**TASK ITEM:** This exercise calls for every line of the listing below that contains the word "value".
[SUPPLIED DATA Boundary: Start]
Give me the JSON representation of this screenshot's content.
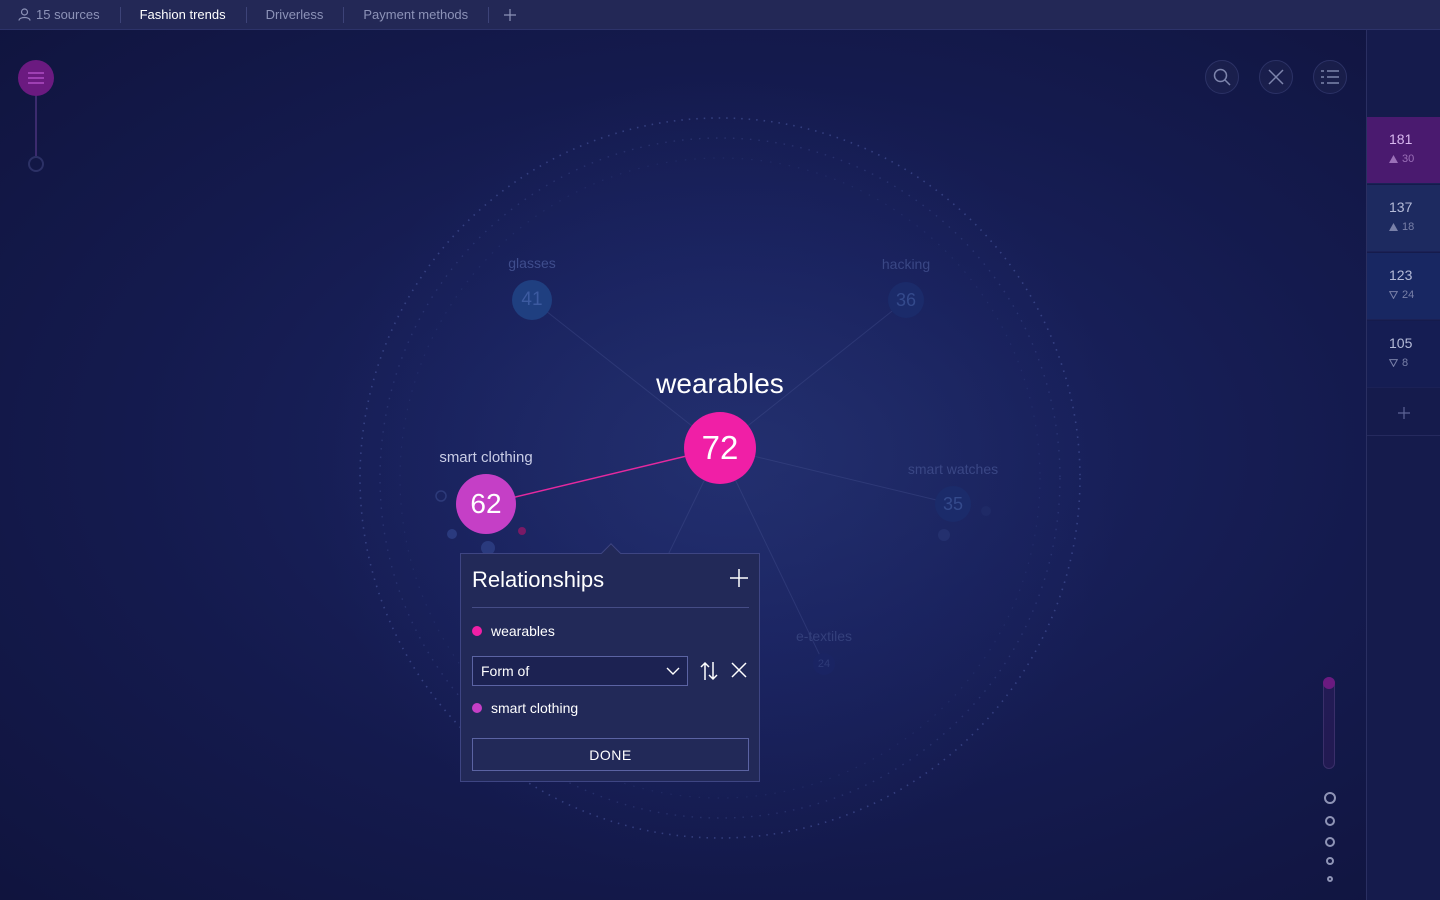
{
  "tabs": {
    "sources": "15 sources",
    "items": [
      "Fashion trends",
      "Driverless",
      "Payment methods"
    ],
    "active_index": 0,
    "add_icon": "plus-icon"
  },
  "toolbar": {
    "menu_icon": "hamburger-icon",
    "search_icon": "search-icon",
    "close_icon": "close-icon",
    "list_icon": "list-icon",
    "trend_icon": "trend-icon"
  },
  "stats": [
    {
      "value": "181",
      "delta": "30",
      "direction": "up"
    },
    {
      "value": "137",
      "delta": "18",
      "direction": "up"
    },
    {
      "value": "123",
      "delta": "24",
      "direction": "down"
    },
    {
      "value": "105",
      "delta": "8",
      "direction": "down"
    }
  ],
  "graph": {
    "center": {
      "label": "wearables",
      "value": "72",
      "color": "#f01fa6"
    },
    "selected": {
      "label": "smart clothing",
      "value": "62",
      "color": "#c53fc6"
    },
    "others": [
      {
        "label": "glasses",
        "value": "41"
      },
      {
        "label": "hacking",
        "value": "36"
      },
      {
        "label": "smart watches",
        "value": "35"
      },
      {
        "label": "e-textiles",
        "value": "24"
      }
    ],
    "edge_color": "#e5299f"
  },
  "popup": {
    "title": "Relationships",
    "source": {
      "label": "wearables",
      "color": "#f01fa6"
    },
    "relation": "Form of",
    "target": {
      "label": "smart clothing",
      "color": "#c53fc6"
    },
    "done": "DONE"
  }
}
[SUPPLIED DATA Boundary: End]
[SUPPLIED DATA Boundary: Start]
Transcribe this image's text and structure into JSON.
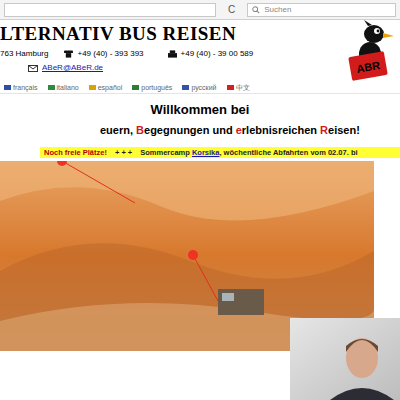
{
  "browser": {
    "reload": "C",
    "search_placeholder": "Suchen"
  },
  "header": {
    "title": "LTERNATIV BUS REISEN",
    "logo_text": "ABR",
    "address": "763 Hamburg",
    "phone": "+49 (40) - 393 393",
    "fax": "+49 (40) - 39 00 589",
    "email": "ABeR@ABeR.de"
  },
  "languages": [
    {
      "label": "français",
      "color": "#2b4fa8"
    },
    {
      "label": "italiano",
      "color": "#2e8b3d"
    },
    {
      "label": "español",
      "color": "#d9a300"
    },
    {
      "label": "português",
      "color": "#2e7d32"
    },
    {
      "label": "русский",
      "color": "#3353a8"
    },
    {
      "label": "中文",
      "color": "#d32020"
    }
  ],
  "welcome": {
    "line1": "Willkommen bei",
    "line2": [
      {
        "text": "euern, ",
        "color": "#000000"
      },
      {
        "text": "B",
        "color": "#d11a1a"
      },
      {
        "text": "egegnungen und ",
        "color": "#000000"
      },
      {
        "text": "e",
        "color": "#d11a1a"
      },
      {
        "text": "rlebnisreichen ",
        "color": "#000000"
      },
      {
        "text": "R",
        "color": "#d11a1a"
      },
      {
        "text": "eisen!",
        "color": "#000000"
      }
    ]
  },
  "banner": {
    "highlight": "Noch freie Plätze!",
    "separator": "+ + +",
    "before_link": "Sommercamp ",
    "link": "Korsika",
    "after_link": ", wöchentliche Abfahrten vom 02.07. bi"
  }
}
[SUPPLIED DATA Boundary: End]
**ANSWER TO THIS PROBLEM:**
      "value": "181",
      "value": "137",
      "value": "123",
      "value": "105",
      "value": "72",
      "value": "62",
        "value": "41"
        "value": "36"
        "value": "35"
        "value": "24"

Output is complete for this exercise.